    authenticate_program /sbin/my_auth -f /etc/my_auth.db
    acl name proxy_auth REQUIRED
    http_access allow name               # acts as a deny rule
    http_access allow all                # common solution - add an extra rule 

    If the external authenticator allowed access, the allow rule actually acts as if it were a deny rule! Any following rules are consequently checked until another matching ACL is found.

  • Access Control Lists (ACLs)

    Many squid.conf options require use of Access Control Lists (ACLs).

    Each ACL consists of:

    <acl keyword> <name> <type> <value (a string or filename)>
    Can regulate access based on:
    source or destination IP address
    domain or domain regular expression
    type of browser

    See available acl types

    To regulate access to certain functions

    1. Define the ACL first
    2. Add a line to deny or allow access to a function of the cache, using that ACL as a reference

    ACLs can also require user authentication, specify an SNMP read community string or set a TCP connection limit.

  • ACL configuration examples

    Allow access from machines within a certain IP range - squid.conf

    acl allowedhosts src
    acl all src
    http_access allow allowedhosts
    http_access deny all

    Keep all internal IPs off the Web except during lunchtime - squid.conf

    acl allowed_hosts
    acl lunchtime MTWHF 12:00-13:00                   # MTWHF - monday to friday
    http_access allow allowed_hosts lunchtime

    Block certain sites based on their domain names - squid.conf
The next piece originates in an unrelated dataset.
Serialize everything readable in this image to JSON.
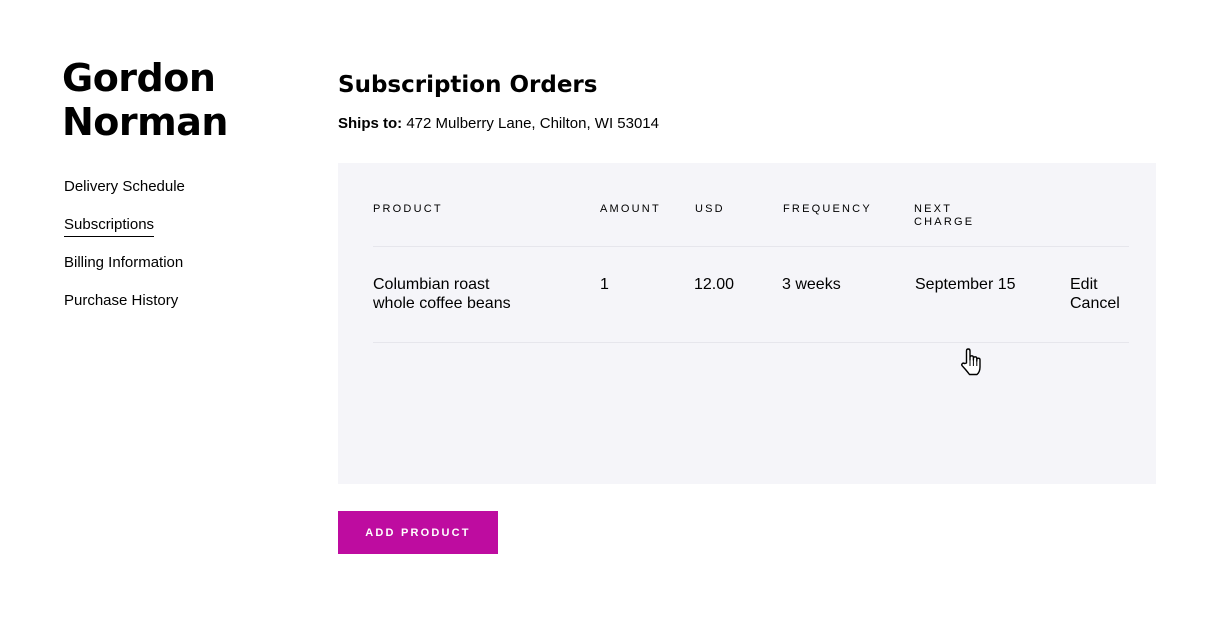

    acl adults dstdomain
    acl ourallowedhosts src
    acl all src
    http_access deny adults
    http_access allow ourallowedhosts
    http_access deny all